## Task prompt:
Locate all lines in the data below that hold "edit" and show them.

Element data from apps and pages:
# # #

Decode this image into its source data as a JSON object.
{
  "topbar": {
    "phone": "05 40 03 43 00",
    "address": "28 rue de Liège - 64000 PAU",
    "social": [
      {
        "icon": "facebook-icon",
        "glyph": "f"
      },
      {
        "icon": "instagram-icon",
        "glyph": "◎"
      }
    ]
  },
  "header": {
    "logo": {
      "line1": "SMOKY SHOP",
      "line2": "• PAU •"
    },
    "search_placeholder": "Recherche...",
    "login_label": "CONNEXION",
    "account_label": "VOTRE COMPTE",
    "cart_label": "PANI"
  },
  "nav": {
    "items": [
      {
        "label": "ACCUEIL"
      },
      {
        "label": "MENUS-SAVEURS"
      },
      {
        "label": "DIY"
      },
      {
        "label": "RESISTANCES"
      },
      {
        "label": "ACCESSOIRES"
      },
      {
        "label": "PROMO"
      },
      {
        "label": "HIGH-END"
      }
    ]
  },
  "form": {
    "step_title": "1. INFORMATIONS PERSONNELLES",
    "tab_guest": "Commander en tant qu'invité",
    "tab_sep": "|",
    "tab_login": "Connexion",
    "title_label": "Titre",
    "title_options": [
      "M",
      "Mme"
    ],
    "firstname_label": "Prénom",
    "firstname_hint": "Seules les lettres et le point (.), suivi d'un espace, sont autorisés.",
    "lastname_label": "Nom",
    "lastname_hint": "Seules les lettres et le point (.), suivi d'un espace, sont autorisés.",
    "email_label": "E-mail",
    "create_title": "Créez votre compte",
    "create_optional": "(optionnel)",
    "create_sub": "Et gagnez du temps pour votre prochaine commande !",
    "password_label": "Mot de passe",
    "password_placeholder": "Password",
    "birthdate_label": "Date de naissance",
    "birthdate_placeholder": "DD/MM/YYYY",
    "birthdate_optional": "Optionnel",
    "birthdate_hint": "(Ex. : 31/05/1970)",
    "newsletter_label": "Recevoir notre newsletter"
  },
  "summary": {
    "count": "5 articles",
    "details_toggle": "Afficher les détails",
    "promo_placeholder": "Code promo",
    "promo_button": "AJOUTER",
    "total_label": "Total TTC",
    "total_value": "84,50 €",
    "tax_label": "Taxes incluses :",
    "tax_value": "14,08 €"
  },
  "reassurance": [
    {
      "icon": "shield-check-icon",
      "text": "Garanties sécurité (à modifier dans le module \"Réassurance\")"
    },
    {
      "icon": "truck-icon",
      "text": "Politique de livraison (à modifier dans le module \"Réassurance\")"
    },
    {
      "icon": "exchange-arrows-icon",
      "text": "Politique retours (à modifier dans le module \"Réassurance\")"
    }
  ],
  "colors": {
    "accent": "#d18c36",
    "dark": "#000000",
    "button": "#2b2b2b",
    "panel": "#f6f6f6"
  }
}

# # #

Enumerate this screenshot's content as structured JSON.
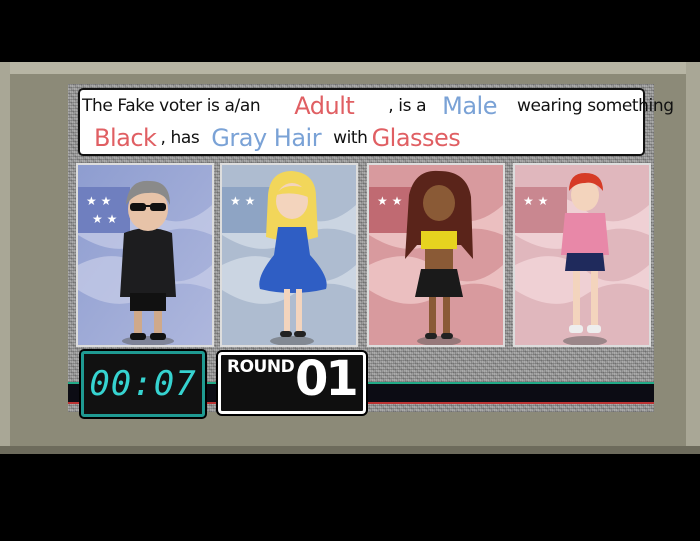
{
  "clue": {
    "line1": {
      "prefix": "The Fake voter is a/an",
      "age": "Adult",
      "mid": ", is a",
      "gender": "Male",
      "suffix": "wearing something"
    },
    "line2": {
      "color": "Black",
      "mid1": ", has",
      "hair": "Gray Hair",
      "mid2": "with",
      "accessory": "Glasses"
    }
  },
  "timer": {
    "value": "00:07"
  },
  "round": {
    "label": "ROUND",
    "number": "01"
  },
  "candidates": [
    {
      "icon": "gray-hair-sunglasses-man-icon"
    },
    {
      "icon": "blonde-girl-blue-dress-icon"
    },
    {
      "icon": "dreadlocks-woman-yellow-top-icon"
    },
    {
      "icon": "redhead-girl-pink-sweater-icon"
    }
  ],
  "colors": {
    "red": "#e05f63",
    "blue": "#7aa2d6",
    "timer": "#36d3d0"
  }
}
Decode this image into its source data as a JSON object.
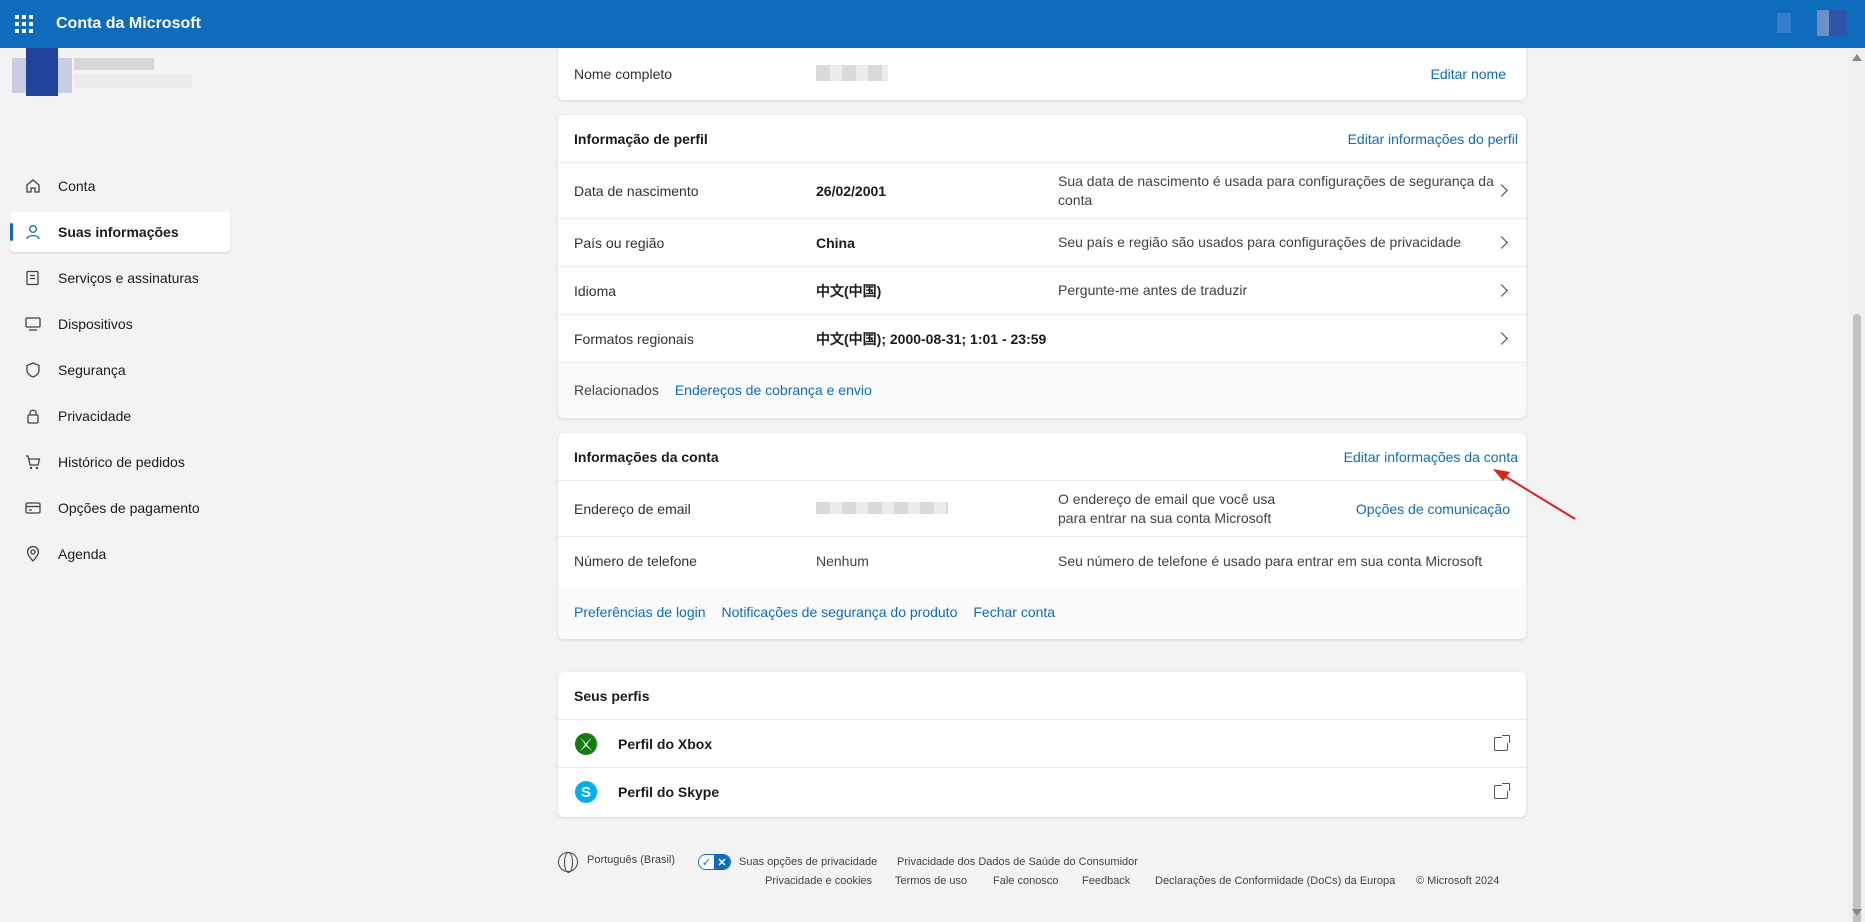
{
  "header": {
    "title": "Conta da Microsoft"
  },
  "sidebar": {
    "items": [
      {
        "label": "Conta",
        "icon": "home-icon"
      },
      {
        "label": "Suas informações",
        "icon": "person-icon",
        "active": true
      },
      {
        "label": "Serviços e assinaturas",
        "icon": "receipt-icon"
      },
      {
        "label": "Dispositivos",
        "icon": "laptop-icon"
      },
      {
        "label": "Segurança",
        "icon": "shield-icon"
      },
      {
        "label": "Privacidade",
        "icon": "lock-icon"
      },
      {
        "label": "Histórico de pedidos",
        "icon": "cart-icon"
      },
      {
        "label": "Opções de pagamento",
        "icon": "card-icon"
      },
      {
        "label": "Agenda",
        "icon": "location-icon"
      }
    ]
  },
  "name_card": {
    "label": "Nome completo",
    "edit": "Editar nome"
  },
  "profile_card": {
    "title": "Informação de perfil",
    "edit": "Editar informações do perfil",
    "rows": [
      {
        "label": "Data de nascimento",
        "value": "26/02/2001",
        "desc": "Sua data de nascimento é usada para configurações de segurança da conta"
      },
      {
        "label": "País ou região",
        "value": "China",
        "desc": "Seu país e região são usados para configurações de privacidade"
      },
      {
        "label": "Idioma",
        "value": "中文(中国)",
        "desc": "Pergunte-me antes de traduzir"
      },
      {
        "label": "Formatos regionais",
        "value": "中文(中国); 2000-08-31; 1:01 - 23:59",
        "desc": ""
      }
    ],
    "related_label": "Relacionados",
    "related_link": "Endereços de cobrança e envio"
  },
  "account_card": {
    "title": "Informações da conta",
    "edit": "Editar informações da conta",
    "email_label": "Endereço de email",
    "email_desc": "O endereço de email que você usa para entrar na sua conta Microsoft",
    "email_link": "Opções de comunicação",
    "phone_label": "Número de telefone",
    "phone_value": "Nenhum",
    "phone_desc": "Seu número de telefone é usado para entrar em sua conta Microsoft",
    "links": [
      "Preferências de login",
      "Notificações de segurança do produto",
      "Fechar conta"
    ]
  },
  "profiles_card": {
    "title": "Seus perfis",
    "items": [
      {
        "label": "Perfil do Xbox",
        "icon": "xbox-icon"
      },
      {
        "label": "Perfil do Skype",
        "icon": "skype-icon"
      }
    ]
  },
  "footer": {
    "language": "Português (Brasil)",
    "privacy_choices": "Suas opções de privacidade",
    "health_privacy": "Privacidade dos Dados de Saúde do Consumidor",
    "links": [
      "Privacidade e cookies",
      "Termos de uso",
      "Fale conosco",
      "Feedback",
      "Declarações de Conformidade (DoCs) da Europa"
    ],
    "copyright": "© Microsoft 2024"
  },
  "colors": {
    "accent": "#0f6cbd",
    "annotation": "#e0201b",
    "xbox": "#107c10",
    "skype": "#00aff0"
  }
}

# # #

## Task response:
    "edit": "Editar nome"
    "edit": "Editar informações do perfil",
    "edit": "Editar informações da conta",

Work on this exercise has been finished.